Kapit is a rolled sticky rice cake with jackfruit and latik filling. Sweet, chewy, and loaded with coconut flavor, this Kapampangan delicacy is delicious as snack or dessert.
Kapit was one of the kakanin I learned to make during my trip to the Philippines last November, and I am excited to share the recipe on the blog as part of our Christmas countdown series. I also have Kalamay na gabi coming up tomorrow so make sure check back here for another holiday-worthy dessert.
These native cakes are my all-time favorites but I rarely, if ever, find them for sale at the Filipino restaurants or grocery stores I go to so I am glad that I can now cook them myself when craving hits. They’re so easy to make, I bet I’ll be enjoying a slice, or two, often. 🙂
What is Kapit
Kapit is a Kapampangan delicacy very similar to Kalamay sa Latik in ingredients and texture. But while the later is bathe in arnibal syrup and garnished with latik and sweetened jackfruit, the rice cake in Kapit is instead rolled around the latik and jackfruit and then wrapped in plastic film.
As its name, which means “sticky”, suggests, this kalamay is soft and chewy. It’s sold at almost every wet market or restaurant in the Pampanga region and is commonly eaten as a snack or dessert.
How to Make Kapit
Sticky rice flour is mixed with water to form a soft, pliable dough and then portioned in bags to cook in the boiling water. Like palitaw, the bag parcels will float on top when done.
With your hands, flatten the sticky rice patty as possible, place on plastic film, and top with strips of sweetened jackfruit.
As you can see from the photo above, pull and stretch out enough length of plastic film to cover the kakanin completely but cut it out AFTER you’re done rolling the cake. Otherwise, the plastic will clump together.
Place a teaspoonful or so of latik and drizzle with a little bit of the coconut oil. The rice cake dough has no sugar added so sprinkle some on top to sweeten according to taste.
Pull the lower part of the plastic film to cover completely and then roll into a tight log. Crimp or tie the sides of the plastic into a knot to seal.
This kalamay can be bit labor extensive, what with cooking the dough, the latik, and jackfruit and assembling everything. I do have a recipe for minatamis na langka if you prefer to make it from scratch, but I highly suggest just buying bottled from the grocery store to save yourself extra work.
The recipe card below includes making the coconut curds, and you can also check my post on how to make latik for additional tips.
- 2 cups coconut cream
- 4 cups glutinous rice flour
- 2 cups water
- 1 cup sweetened jackfruit, cut into strips
- 1/2 cup sugar
- plastic bags
- plastic film
- In a pan over medium heat, add coconut cream and bring to a boil. Cook, stirring occasionally until liquid starts to thicken.

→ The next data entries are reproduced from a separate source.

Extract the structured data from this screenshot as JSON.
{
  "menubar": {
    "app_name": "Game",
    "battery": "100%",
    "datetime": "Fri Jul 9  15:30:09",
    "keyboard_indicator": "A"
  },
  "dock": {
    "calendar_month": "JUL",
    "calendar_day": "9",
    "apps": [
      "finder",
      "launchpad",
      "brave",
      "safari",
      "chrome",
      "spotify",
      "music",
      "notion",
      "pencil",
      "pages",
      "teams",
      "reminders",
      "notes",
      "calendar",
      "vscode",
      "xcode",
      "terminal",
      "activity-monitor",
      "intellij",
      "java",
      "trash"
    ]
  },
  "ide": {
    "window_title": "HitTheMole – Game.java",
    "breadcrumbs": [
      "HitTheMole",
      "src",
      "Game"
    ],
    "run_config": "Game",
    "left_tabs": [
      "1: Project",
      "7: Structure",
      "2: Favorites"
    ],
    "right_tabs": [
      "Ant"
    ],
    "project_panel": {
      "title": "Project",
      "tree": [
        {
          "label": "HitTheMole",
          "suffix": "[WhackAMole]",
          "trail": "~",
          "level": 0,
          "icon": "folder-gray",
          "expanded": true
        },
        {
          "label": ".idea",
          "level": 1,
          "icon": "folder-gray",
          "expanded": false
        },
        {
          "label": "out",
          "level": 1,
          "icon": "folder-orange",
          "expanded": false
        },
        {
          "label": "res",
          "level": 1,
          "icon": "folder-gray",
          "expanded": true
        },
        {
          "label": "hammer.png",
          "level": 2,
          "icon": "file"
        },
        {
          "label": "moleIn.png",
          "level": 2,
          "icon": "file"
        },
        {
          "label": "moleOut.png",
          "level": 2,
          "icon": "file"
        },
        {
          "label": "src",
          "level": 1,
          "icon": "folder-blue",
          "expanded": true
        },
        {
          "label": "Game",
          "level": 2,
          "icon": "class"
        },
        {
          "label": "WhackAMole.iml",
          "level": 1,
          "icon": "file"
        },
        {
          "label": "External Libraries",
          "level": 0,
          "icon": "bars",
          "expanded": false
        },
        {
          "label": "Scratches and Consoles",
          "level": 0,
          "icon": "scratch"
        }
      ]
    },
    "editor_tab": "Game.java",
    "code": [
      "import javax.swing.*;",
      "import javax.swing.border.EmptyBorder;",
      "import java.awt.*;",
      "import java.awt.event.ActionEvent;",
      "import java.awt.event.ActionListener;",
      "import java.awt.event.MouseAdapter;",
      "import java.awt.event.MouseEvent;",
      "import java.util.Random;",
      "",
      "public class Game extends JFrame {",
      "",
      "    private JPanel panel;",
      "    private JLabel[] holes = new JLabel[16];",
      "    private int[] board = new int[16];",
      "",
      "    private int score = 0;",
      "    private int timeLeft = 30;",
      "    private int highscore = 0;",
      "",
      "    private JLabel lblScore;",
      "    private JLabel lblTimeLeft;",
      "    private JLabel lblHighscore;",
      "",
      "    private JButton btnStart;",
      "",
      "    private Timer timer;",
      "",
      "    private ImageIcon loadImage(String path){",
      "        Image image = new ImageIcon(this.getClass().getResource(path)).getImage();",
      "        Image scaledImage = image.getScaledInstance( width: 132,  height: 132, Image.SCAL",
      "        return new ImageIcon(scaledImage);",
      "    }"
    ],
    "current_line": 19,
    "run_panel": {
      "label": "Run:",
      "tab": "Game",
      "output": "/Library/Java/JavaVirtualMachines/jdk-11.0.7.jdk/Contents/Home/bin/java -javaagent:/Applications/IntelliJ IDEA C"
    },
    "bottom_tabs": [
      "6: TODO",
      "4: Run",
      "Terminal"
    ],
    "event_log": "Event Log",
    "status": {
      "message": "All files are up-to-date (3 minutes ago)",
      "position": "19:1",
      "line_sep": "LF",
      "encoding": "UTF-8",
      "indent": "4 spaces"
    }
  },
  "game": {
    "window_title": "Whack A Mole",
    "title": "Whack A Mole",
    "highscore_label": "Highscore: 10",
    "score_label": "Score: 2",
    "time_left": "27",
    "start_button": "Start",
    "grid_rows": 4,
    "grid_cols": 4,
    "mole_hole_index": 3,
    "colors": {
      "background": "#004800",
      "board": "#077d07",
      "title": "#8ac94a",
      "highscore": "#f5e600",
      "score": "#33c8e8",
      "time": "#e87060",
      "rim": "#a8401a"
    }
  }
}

- Lower heat and continue to cook. As oil starts to separate and solids begin to form, regularly stir and scrape sides and bottom of the pan to prevent from burning.
- Continue to cook and stir until curds turn golden brown.
- Using a fine-mesh sieve, drain latik from the oil. Place in coconut curds and coconut oil in two small bowls.
- In a bowl, combine rice flour and water and mix into a soft, pliable dough.
- Divide the dough into 8 portions and place each individual plastic bags. Using hands, gently flatten the dough.
- In a pot over medium heat, bring about 5-inch deep of water into a rolling boil.
- Drop the plastic bags into the boiling water, making sure not to overcrowd the pot. Cook for about 3 to 5 minutes or until the bags float to the surface,
- Remove cooked rice cakes from the bag and place on a sheet of plastic film. Using hands, flatten as much as possible.
- Place 3 to 4 strips of jackfruit on the rice cake.
- Place about 1 to 2 teaspoons latik and drizzle with coconut oil.
- Sprinkle sugar to taste on the latik and jackfruit.
- Pull the half bottom of the plastic film to cover the latik completely and then roll into tight logs. Crimp or tie the sides into a knot to seal edges.
- Unwrap to serve.